Start of Block
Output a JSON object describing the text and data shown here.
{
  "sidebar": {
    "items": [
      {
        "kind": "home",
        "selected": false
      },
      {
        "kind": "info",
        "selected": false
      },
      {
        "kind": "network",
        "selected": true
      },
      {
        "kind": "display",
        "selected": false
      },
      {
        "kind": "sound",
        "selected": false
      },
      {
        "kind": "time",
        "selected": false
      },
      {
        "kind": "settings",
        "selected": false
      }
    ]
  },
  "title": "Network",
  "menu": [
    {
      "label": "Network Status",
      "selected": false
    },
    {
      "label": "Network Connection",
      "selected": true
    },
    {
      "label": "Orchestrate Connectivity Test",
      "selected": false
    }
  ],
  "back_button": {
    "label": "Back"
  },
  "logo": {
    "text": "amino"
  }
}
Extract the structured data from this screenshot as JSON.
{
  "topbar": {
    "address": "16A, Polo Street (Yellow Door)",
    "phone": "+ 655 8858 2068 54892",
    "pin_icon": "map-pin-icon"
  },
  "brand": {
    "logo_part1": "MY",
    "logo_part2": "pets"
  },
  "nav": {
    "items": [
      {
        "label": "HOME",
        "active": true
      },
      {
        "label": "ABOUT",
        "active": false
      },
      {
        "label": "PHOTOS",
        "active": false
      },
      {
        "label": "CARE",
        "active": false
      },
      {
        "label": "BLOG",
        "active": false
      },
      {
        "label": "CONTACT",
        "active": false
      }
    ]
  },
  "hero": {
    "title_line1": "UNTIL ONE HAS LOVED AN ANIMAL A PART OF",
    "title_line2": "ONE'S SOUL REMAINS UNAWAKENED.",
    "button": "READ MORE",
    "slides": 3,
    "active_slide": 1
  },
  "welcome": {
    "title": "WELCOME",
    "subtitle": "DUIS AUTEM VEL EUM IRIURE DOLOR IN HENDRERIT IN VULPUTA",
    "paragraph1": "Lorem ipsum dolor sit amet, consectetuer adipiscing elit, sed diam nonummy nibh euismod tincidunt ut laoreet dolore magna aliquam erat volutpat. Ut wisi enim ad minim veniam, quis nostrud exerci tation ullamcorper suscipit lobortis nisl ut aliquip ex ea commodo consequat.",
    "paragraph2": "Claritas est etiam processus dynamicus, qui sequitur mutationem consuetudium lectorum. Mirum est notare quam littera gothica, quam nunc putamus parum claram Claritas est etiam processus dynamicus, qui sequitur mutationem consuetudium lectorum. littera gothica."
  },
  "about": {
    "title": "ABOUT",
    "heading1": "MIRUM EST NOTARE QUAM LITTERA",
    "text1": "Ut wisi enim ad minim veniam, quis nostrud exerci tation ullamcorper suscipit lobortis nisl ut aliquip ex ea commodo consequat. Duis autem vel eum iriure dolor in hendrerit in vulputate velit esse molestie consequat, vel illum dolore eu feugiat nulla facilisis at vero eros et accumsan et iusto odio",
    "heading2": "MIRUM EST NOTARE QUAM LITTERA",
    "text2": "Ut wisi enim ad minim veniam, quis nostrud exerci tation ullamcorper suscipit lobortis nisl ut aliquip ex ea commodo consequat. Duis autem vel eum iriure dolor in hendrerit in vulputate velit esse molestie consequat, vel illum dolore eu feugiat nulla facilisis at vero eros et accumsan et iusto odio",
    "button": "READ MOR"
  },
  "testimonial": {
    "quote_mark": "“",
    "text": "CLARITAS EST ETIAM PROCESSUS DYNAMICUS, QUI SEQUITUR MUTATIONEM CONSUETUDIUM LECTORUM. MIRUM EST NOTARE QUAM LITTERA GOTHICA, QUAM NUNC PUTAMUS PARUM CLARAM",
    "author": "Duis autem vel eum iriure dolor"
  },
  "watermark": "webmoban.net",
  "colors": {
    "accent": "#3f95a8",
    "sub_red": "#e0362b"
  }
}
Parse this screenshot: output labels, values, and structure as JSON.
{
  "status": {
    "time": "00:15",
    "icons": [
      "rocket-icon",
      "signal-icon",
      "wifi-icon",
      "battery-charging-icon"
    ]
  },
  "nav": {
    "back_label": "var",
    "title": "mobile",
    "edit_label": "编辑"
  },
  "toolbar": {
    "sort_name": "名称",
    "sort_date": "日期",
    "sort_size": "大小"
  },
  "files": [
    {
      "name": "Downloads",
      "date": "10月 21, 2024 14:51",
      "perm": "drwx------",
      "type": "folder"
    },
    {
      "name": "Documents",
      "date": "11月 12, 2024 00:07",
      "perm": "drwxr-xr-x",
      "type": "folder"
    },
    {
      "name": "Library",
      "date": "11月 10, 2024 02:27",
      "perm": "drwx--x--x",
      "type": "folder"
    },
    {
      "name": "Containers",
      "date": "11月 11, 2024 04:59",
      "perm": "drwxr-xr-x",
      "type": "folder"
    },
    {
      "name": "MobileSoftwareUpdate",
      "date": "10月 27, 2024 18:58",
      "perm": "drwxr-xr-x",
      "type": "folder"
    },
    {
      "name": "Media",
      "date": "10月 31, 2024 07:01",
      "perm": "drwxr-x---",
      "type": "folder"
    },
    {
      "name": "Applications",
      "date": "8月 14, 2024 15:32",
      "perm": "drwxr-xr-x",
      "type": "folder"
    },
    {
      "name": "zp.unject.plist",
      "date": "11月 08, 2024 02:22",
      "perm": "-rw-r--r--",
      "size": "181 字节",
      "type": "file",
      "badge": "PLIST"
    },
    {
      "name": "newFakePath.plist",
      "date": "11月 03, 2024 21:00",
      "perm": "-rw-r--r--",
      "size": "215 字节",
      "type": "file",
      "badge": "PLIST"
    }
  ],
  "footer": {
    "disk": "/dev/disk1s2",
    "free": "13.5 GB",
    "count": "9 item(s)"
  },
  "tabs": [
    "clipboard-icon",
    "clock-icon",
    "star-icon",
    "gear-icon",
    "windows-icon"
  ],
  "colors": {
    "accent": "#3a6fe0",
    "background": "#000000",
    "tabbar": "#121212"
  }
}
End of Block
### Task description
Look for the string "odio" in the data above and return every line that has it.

### Task output
    "text1": "Ut wisi enim ad minim veniam, quis nostrud exerci tation ullamcorper suscipit lobortis nisl ut aliquip ex ea commodo consequat. Duis autem vel eum iriure dolor in hendrerit in vulputate velit esse molestie consequat, vel illum dolore eu feugiat nulla facilisis at vero eros et accumsan et iusto odio",
    "text2": "Ut wisi enim ad minim veniam, quis nostrud exerci tation ullamcorper suscipit lobortis nisl ut aliquip ex ea commodo consequat. Duis autem vel eum iriure dolor in hendrerit in vulputate velit esse molestie consequat, vel illum dolore eu feugiat nulla facilisis at vero eros et accumsan et iusto odio",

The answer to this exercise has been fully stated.